For each line in the data below that holds "label", return a copy.

━━━━━ Source information ━━━━━

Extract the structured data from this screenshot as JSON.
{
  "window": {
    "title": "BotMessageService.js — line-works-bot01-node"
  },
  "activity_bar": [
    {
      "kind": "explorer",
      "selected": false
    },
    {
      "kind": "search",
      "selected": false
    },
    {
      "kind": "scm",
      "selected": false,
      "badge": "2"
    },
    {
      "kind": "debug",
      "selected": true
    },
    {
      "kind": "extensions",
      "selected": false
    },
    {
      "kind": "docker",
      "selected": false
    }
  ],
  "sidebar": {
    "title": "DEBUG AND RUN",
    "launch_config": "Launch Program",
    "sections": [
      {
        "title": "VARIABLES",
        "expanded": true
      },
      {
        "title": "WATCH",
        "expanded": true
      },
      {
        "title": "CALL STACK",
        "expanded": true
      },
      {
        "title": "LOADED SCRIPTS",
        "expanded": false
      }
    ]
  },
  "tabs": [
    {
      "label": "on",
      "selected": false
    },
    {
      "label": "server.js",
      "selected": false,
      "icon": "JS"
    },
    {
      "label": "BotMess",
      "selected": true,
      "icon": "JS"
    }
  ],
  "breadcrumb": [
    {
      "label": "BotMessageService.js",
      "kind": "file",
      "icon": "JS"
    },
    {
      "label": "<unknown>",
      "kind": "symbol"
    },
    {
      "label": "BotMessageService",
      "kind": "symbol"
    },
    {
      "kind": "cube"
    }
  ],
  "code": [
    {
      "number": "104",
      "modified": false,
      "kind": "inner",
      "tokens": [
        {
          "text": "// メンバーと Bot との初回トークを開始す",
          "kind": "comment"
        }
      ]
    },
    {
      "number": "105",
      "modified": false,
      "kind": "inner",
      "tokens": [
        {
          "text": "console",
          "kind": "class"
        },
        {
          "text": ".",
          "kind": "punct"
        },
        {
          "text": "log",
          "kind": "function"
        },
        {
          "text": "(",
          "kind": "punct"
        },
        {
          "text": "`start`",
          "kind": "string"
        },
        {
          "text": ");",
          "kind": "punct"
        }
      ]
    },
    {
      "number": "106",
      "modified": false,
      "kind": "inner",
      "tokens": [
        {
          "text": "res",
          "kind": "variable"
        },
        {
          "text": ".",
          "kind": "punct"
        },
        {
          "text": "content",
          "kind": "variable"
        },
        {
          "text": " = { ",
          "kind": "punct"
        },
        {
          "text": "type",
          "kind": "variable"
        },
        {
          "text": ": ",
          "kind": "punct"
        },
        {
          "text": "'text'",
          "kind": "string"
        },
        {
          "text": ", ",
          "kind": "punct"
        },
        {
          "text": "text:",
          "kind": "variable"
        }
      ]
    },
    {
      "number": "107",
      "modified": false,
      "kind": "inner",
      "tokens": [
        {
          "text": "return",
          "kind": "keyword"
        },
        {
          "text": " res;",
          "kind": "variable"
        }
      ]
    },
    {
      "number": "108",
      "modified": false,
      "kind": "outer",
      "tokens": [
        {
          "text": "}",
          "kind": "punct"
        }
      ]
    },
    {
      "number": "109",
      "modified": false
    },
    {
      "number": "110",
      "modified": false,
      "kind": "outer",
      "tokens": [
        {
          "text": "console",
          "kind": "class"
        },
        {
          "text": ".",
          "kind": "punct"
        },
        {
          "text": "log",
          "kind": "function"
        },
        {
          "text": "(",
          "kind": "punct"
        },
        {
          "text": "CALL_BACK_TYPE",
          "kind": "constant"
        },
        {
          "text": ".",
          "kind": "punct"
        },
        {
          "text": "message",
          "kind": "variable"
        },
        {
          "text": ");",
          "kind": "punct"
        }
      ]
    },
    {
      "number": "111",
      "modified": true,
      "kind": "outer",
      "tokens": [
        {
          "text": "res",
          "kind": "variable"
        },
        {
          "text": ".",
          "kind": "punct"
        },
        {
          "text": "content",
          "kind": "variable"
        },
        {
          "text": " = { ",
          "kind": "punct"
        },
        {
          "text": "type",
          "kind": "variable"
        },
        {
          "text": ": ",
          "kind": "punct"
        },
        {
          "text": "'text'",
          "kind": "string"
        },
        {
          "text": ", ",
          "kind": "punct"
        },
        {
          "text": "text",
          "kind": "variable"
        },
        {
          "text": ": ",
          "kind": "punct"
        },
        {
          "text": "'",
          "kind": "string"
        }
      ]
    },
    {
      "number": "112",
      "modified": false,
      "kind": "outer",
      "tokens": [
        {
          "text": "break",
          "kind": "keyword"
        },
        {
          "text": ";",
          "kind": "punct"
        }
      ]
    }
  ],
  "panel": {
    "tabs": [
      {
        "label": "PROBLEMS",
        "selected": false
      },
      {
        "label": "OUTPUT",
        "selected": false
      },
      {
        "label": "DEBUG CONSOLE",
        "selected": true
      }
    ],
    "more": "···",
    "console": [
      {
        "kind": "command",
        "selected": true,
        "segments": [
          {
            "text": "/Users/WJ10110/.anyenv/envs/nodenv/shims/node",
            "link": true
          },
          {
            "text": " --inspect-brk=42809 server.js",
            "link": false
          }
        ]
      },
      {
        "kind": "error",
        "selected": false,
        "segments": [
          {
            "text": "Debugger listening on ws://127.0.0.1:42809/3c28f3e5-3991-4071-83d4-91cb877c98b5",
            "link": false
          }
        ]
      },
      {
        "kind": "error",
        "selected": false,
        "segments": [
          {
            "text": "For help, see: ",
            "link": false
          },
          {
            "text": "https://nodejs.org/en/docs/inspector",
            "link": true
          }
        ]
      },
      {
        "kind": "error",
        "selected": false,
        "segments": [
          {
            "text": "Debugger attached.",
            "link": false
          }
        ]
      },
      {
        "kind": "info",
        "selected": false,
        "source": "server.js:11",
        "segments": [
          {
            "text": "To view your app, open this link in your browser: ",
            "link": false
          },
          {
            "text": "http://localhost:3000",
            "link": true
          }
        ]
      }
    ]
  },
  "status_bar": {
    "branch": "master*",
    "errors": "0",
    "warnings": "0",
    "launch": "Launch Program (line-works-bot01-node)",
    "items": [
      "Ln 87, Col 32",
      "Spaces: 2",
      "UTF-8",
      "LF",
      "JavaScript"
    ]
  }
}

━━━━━

The completed task:
      "label": "on",
      "label": "server.js",
      "label": "BotMess",
      "label": "BotMessageService.js",
      "label": "<unknown>",
      "label": "BotMessageService",
        "label": "PROBLEMS",
        "label": "OUTPUT",
        "label": "DEBUG CONSOLE",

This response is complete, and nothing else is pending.